The shells Israel was firing flew 500 meters from this area, however the pictures more closely match not a shell but the detonation of an explosive material placed in sacks underneath the house. On the photographs we can clearly see that the trash cans and their lids and the walls are not damaged. This is impossible with an attack by a fragmentation shell which pierces everything in the area with fragments. This has all the markings of an explosive material without a shell.
The photo of the hole in the celling is interesting, if the shell is fired from less than 3 kilometers away, the trajectory of the shell ascends rising upward and cannot punch through a concrete roof even if it falls on it. If it were to fall on the roof, it might ricochet and explode on top and cover the area with fragments. But this has not happened. Descriptions of bodies scattered everywhere tell of an explosion without fragmentation.
The Lebanon conflict had already seen explosives planted in houses and then detonated to create a staged atrocity, much as had happened in Qana. It also resembles the Gaza beach blast in which an Israeli shell supposedly wiped out an entire Palestinian family and which resulted in an outcry of Israeli massacre, which was ultimately discredited by an investigation.
In response to similar incidents Israel has often made the mistake of taking responsibility for things it did not do. See the Mohammed Al Dura case and the Qana bombing. This occurs because the slower pace of a military investigation conflicts with the political pressure to resolve an incident quickly, even if it takes the form of admitting guilt."
YNet article raises questions about attacks. Hat tip: Vanfield . Extracts follow.
"According to IDF information, Hamas operatives from the Jabaliya refugee camp were supposed to arrive in Beit Hanoun, set up rocket launchers and fire Qassam rockets towards Ashkelon. It was estimated that the rocket fire would commence during the early morning hours in order to target Israeli children on their way to school.
An IDF order was given to carry our preventative artillery fire while employing every possible safety measure: Only one cannon would fire at a time to minimize error; the fire was directed slowly: 12 shells within 16 minutes. The team monitoring the landing of the shells could halt the fire at any given moment and amend deviations if necessary.
On Wednesday the IDF team fired at two targets from outside Beit Hanoun. Two cannons were used, each aimed at a different target. One cannon fired 12 shells and completed its mission successfully. A second cannon fired 12 shells, killing 18 people and injuring dozens. The Palestinians reported that two shells hit a house. Aerial photography taken following the shelling showed two or three billows of smoke at a radius of 60-70 meters.
The radar that locates the targets transferred data showing that 10 shells from one barrage landed at a distance of 400 meters from the house that was hit. The two remaining shells were not detected by the radar. This is a familiar statistical phenomenon. Nonetheless, it doesn't make sense that only some of the shells fired from the same cannon would go off course to such an extent, even if they didn't show up on the radar. If only two shells landed inside a residential neighborhood, where did the others land?

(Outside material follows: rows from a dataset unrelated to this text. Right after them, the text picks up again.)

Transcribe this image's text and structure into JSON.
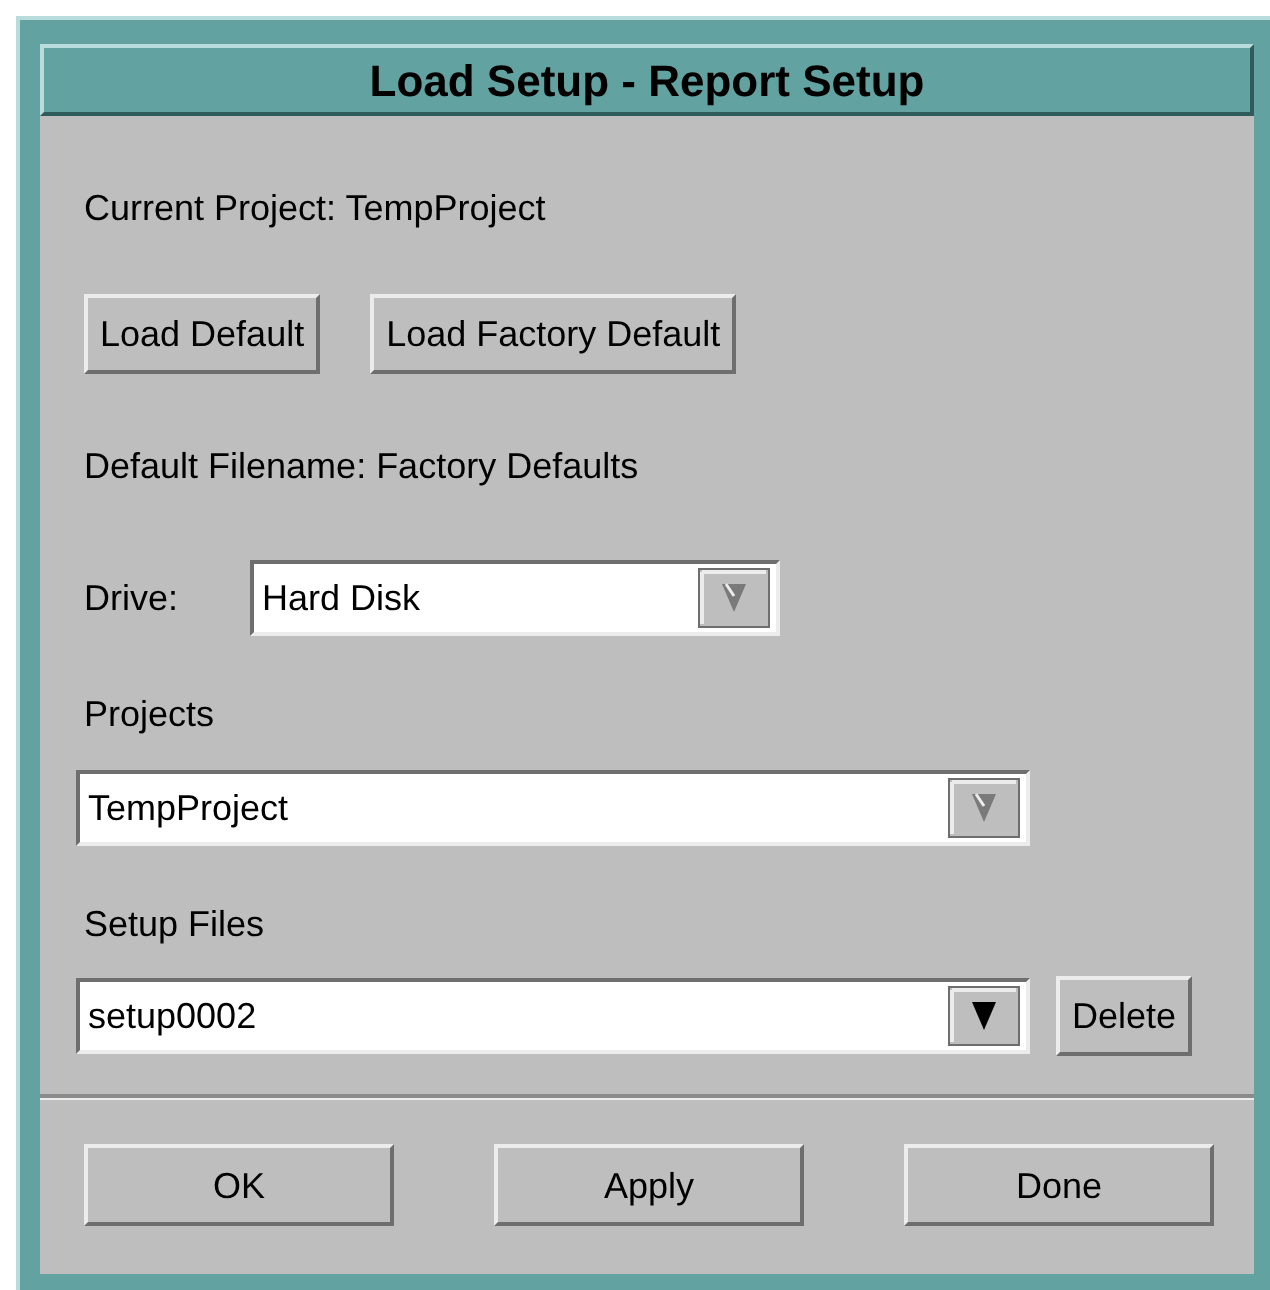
{
  "window": {
    "title": "Load Setup - Report Setup"
  },
  "current_project": "Current Project: TempProject",
  "top_buttons": [
    "Load Default",
    "Load Factory Default"
  ],
  "default_filename": "Default Filename: Factory Defaults",
  "drive": {
    "label": "Drive:",
    "value": "Hard Disk",
    "focused": false
  },
  "projects": {
    "label": "Projects",
    "value": "TempProject",
    "focused": false
  },
  "setup_files": {
    "label": "Setup Files",
    "value": "setup0002",
    "focused": true,
    "action": "Delete"
  },
  "bottom_buttons": [
    "OK",
    "Apply",
    "Done"
  ]
}
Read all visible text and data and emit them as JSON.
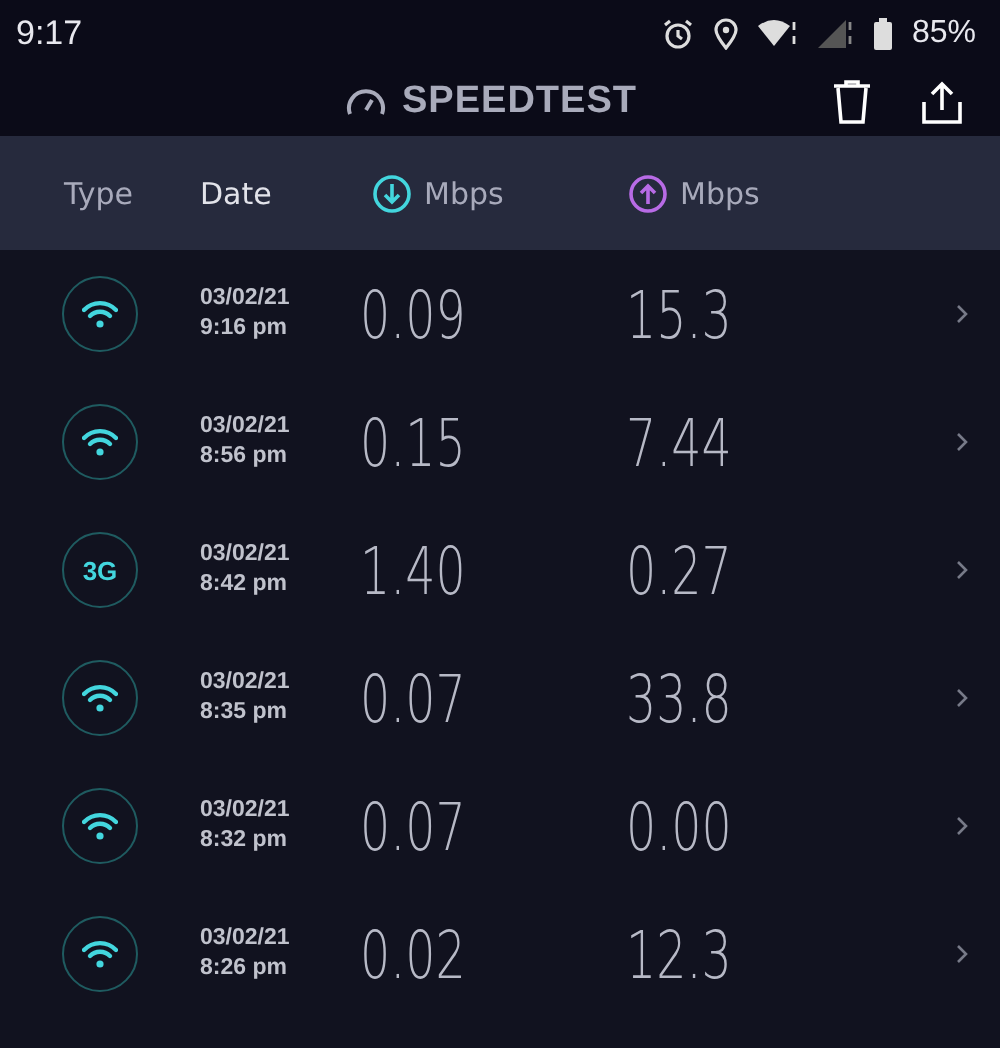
{
  "status_bar": {
    "time": "9:17",
    "battery": "85%"
  },
  "app_bar": {
    "title": "SPEEDTEST"
  },
  "columns": {
    "type": "Type",
    "date": "Date",
    "download": "Mbps",
    "upload": "Mbps"
  },
  "results": [
    {
      "kind": "wifi",
      "date": "03/02/21",
      "time": "9:16 pm",
      "download": "0.09",
      "upload": "15.3"
    },
    {
      "kind": "wifi",
      "date": "03/02/21",
      "time": "8:56 pm",
      "download": "0.15",
      "upload": "7.44"
    },
    {
      "kind": "cellular",
      "network_label": "3G",
      "date": "03/02/21",
      "time": "8:42 pm",
      "download": "1.40",
      "upload": "0.27"
    },
    {
      "kind": "wifi",
      "date": "03/02/21",
      "time": "8:35 pm",
      "download": "0.07",
      "upload": "33.8"
    },
    {
      "kind": "wifi",
      "date": "03/02/21",
      "time": "8:32 pm",
      "download": "0.07",
      "upload": "0.00"
    },
    {
      "kind": "wifi",
      "date": "03/02/21",
      "time": "8:26 pm",
      "download": "0.02",
      "upload": "12.3"
    }
  ]
}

Such an error with this type of radar is very rare. So perhaps something else occurred? Perhaps a shell hit an arms cache or Qassam rockets that exploded? Something doesn't add up. The performance of the artillery team was investigated, and so was the use of digital target data that came from the battery's control center, but no shortcomings were found. The investigation examined whether the military division transferred the wrong data regarding the location of the target. This is highly doubtful as well."
Meryl Yourish points out that 45 Sri Lankan civilians were killed in an artillery bombing and the media remains silent, there is no outcry and no media coverage of funerals and cries for revenge.

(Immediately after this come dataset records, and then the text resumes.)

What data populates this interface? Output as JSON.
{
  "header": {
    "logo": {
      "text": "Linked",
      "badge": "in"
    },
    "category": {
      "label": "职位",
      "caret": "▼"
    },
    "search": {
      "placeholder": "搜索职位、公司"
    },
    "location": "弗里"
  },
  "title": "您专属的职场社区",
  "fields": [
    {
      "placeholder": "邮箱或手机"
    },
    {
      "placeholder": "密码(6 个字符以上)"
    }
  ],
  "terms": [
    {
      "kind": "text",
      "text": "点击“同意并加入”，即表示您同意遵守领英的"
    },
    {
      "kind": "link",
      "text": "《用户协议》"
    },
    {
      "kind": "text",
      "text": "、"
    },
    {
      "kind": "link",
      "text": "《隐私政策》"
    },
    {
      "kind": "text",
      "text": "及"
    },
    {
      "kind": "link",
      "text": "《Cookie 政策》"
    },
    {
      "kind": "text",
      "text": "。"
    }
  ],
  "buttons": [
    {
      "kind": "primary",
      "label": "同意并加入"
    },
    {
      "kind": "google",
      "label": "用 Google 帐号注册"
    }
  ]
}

"Sri Lankan forces bombarding rebels with artillery on Wednesday hit a school where scores of civilians had taken refuge from the fighting, killing at least 45 Tamils and wounding 125 others in the country’s east, a senior rebel official said. The government accused the Tamil Tiger rebels of using civilians as human shields, and said its forces were only retaliating against intense rebel shelling."
Don’t hold your breath waiting for Kofi Annan to be “shocked” at the killings. Don’t hold your breath waiting for UN condemnation of the Sri Lankan government. Don’t hold your breath waiting for the EU to call on the Sri Lankan government to “exercise restraint.” Don’t hold your breath waiting for world leaders to condemn this attack.

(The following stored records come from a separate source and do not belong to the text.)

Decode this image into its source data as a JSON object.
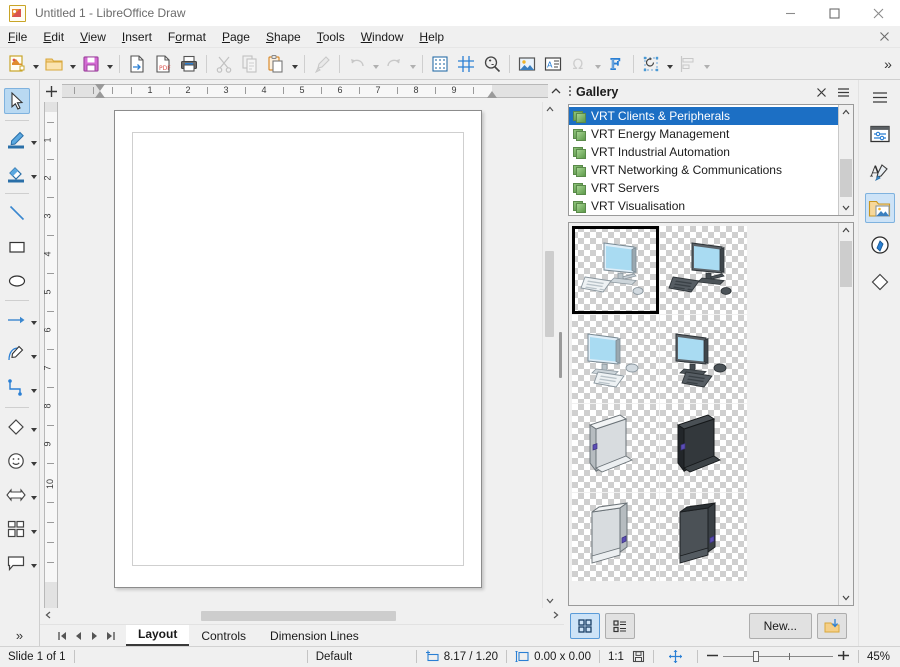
{
  "window": {
    "title": "Untitled 1 - LibreOffice Draw",
    "app_icon": "draw-document-icon",
    "minimize": "minimize-icon",
    "maximize": "maximize-icon",
    "close": "close-icon"
  },
  "menubar": {
    "items": [
      {
        "label": "File",
        "mnemonic": "F"
      },
      {
        "label": "Edit",
        "mnemonic": "E"
      },
      {
        "label": "View",
        "mnemonic": "V"
      },
      {
        "label": "Insert",
        "mnemonic": "I"
      },
      {
        "label": "Format",
        "mnemonic": "o"
      },
      {
        "label": "Page",
        "mnemonic": "P"
      },
      {
        "label": "Shape",
        "mnemonic": "S"
      },
      {
        "label": "Tools",
        "mnemonic": "T"
      },
      {
        "label": "Window",
        "mnemonic": "W"
      },
      {
        "label": "Help",
        "mnemonic": "H"
      }
    ],
    "document_close": "close-document-icon"
  },
  "toolbar": {
    "items": [
      {
        "name": "new-document",
        "label": "New",
        "icon": "new-document-icon",
        "dropdown": true,
        "disabled": false
      },
      {
        "name": "open-document",
        "label": "Open",
        "icon": "open-folder-icon",
        "dropdown": true,
        "disabled": false
      },
      {
        "name": "save-document",
        "label": "Save",
        "icon": "save-floppy-icon",
        "dropdown": true,
        "disabled": false
      },
      {
        "name": "export",
        "label": "Export",
        "icon": "export-icon",
        "dropdown": false,
        "disabled": false
      },
      {
        "name": "export-pdf",
        "label": "Export as PDF",
        "icon": "pdf-icon",
        "dropdown": false,
        "disabled": false
      },
      {
        "name": "print",
        "label": "Print",
        "icon": "printer-icon",
        "dropdown": false,
        "disabled": false
      },
      {
        "name": "cut",
        "label": "Cut",
        "icon": "scissors-icon",
        "dropdown": false,
        "disabled": true
      },
      {
        "name": "copy",
        "label": "Copy",
        "icon": "copy-icon",
        "dropdown": false,
        "disabled": true
      },
      {
        "name": "paste",
        "label": "Paste",
        "icon": "clipboard-paste-icon",
        "dropdown": true,
        "disabled": false
      },
      {
        "name": "clone-formatting",
        "label": "Clone Formatting",
        "icon": "paintbrush-clone-icon",
        "dropdown": false,
        "disabled": true
      },
      {
        "name": "undo",
        "label": "Undo",
        "icon": "undo-arrow-icon",
        "dropdown": true,
        "disabled": true
      },
      {
        "name": "redo",
        "label": "Redo",
        "icon": "redo-arrow-icon",
        "dropdown": true,
        "disabled": true
      },
      {
        "name": "display-grid",
        "label": "Display Grid",
        "icon": "grid-dots-icon",
        "dropdown": false,
        "disabled": false
      },
      {
        "name": "snap-to-grid",
        "label": "Snap to Grid",
        "icon": "snap-grid-icon",
        "dropdown": false,
        "disabled": false
      },
      {
        "name": "zoom",
        "label": "Zoom",
        "icon": "magnifier-zoom-icon",
        "dropdown": false,
        "disabled": false
      },
      {
        "name": "insert-image",
        "label": "Insert Image",
        "icon": "picture-icon",
        "dropdown": false,
        "disabled": false
      },
      {
        "name": "insert-text-box",
        "label": "Insert Text Box",
        "icon": "text-box-icon",
        "dropdown": false,
        "disabled": false
      },
      {
        "name": "special-character",
        "label": "Special Character",
        "icon": "omega-icon",
        "dropdown": true,
        "disabled": true
      },
      {
        "name": "fontwork",
        "label": "Fontwork",
        "icon": "fontwork-f-icon",
        "dropdown": false,
        "disabled": false
      },
      {
        "name": "transformations",
        "label": "Transformations",
        "icon": "rotate-object-icon",
        "dropdown": true,
        "disabled": false
      },
      {
        "name": "align-objects",
        "label": "Align Objects",
        "icon": "align-left-objects-icon",
        "dropdown": true,
        "disabled": true
      }
    ],
    "overflow": "toolbar-overflow-icon"
  },
  "left_tools": {
    "items": [
      {
        "name": "select",
        "label": "Select",
        "icon": "cursor-arrow-icon",
        "dropdown": false,
        "active": true
      },
      {
        "name": "line-color",
        "label": "Line Color",
        "icon": "line-color-icon",
        "dropdown": true,
        "active": false
      },
      {
        "name": "fill-color",
        "label": "Fill Color",
        "icon": "fill-color-icon",
        "dropdown": true,
        "active": false
      },
      {
        "name": "insert-line",
        "label": "Insert Line",
        "icon": "diagonal-line-icon",
        "dropdown": false,
        "active": false
      },
      {
        "name": "rectangle",
        "label": "Rectangle",
        "icon": "rectangle-icon",
        "dropdown": false,
        "active": false
      },
      {
        "name": "ellipse",
        "label": "Ellipse",
        "icon": "ellipse-icon",
        "dropdown": false,
        "active": false
      },
      {
        "name": "lines-arrows",
        "label": "Lines and Arrows",
        "icon": "arrow-line-icon",
        "dropdown": true,
        "active": false
      },
      {
        "name": "curves-polygons",
        "label": "Curves and Polygons",
        "icon": "curve-pen-icon",
        "dropdown": true,
        "active": false
      },
      {
        "name": "connectors",
        "label": "Connectors",
        "icon": "connector-icon",
        "dropdown": true,
        "active": false
      },
      {
        "name": "basic-shapes",
        "label": "Basic Shapes",
        "icon": "diamond-shape-icon",
        "dropdown": true,
        "active": false
      },
      {
        "name": "symbol-shapes",
        "label": "Symbol Shapes",
        "icon": "smiley-face-icon",
        "dropdown": true,
        "active": false
      },
      {
        "name": "block-arrows",
        "label": "Block Arrows",
        "icon": "double-arrow-icon",
        "dropdown": true,
        "active": false
      },
      {
        "name": "flowchart",
        "label": "Flowchart",
        "icon": "flowchart-grid-icon",
        "dropdown": true,
        "active": false
      },
      {
        "name": "callouts",
        "label": "Callout Shapes",
        "icon": "speech-bubble-icon",
        "dropdown": true,
        "active": false
      }
    ],
    "overflow": "left-toolbar-overflow-icon"
  },
  "rulers": {
    "horizontal": {
      "unit": "inch",
      "numbers": [
        1,
        2,
        3,
        4,
        5,
        6,
        7,
        8,
        9
      ],
      "corner_icon": "ruler-origin-icon",
      "collapse_icon": "chevron-up-icon"
    },
    "vertical": {
      "unit": "inch",
      "numbers": [
        1,
        2,
        3,
        4,
        5,
        6,
        7,
        8,
        9,
        10
      ]
    }
  },
  "canvas": {
    "page_name": "blank-drawing-page",
    "vscrollbar": "vertical-scrollbar",
    "hscrollbar": "horizontal-scrollbar"
  },
  "layer_tabs": {
    "nav": [
      {
        "name": "first-page",
        "icon": "first-page-icon"
      },
      {
        "name": "previous-page",
        "icon": "previous-page-icon"
      },
      {
        "name": "next-page",
        "icon": "next-page-icon"
      },
      {
        "name": "last-page",
        "icon": "last-page-icon"
      }
    ],
    "tabs": [
      {
        "label": "Layout",
        "active": true
      },
      {
        "label": "Controls",
        "active": false
      },
      {
        "label": "Dimension Lines",
        "active": false
      }
    ]
  },
  "gallery": {
    "title": "Gallery",
    "close_icon": "close-icon",
    "menu_icon": "hamburger-menu-icon",
    "grip_icon": "panel-grip-icon",
    "themes": [
      {
        "label": "VRT Clients & Peripherals",
        "selected": true
      },
      {
        "label": "VRT Energy Management",
        "selected": false
      },
      {
        "label": "VRT Industrial Automation",
        "selected": false
      },
      {
        "label": "VRT Networking & Communications",
        "selected": false
      },
      {
        "label": "VRT Servers",
        "selected": false
      },
      {
        "label": "VRT Visualisation",
        "selected": false
      }
    ],
    "theme_scroll_up": "scroll-up-icon",
    "theme_scroll_down": "scroll-down-icon",
    "thumbnails": [
      {
        "name": "desktop-computer-light-1",
        "kind": "desktop",
        "tone": "light",
        "selected": true
      },
      {
        "name": "desktop-computer-dark-1",
        "kind": "desktop",
        "tone": "dark",
        "selected": false
      },
      {
        "name": "blank-cell-1",
        "kind": "blank",
        "tone": "none",
        "selected": false
      },
      {
        "name": "desktop-computer-light-2",
        "kind": "desktop",
        "tone": "light",
        "selected": false
      },
      {
        "name": "desktop-computer-dark-2",
        "kind": "desktop",
        "tone": "dark",
        "selected": false
      },
      {
        "name": "blank-cell-2",
        "kind": "blank",
        "tone": "none",
        "selected": false
      },
      {
        "name": "pc-tower-light-1",
        "kind": "tower",
        "tone": "light",
        "selected": false
      },
      {
        "name": "pc-tower-dark-1",
        "kind": "tower",
        "tone": "dark",
        "selected": false
      },
      {
        "name": "blank-cell-3",
        "kind": "blank",
        "tone": "none",
        "selected": false
      },
      {
        "name": "pc-tower-light-2",
        "kind": "tower",
        "tone": "light",
        "selected": false
      },
      {
        "name": "pc-tower-dark-2",
        "kind": "tower",
        "tone": "dark",
        "selected": false
      },
      {
        "name": "blank-cell-4",
        "kind": "blank",
        "tone": "none",
        "selected": false
      }
    ],
    "footer": {
      "icon_view": {
        "label": "",
        "icon": "icon-view-icon",
        "active": true
      },
      "list_view": {
        "label": "",
        "icon": "list-view-icon",
        "active": false
      },
      "new_button": "New...",
      "insert_button_icon": "insert-object-icon"
    }
  },
  "sidebar_rail": {
    "items": [
      {
        "name": "sidebar-settings",
        "label": "Sidebar Settings",
        "icon": "hamburger-menu-icon",
        "active": false
      },
      {
        "name": "properties",
        "label": "Properties",
        "icon": "properties-panel-icon",
        "active": false
      },
      {
        "name": "styles",
        "label": "Styles",
        "icon": "styles-brush-icon",
        "active": false
      },
      {
        "name": "gallery",
        "label": "Gallery",
        "icon": "gallery-folder-icon",
        "active": true
      },
      {
        "name": "navigator",
        "label": "Navigator",
        "icon": "compass-icon",
        "active": false
      },
      {
        "name": "shapes",
        "label": "Shapes",
        "icon": "diamond-shape-icon",
        "active": false
      }
    ]
  },
  "statusbar": {
    "slide_info": "Slide 1 of 1",
    "page_style": "Default",
    "cursor_position": "8.17 / 1.20",
    "cursor_icon": "cursor-position-icon",
    "object_size": "0.00 x 0.00",
    "size_icon": "object-size-icon",
    "scale": "1:1",
    "save_status_icon": "unsaved-changes-icon",
    "fit_slide_icon": "fit-slide-icon",
    "zoom_out_icon": "minus-icon",
    "zoom_in_icon": "plus-icon",
    "zoom_level": "45%"
  }
}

You have to dig deeply to find the paltry 141 stories on Google News when I wrote this post. There are currently 2,026 articles about the Israeli artillery shell that went astray."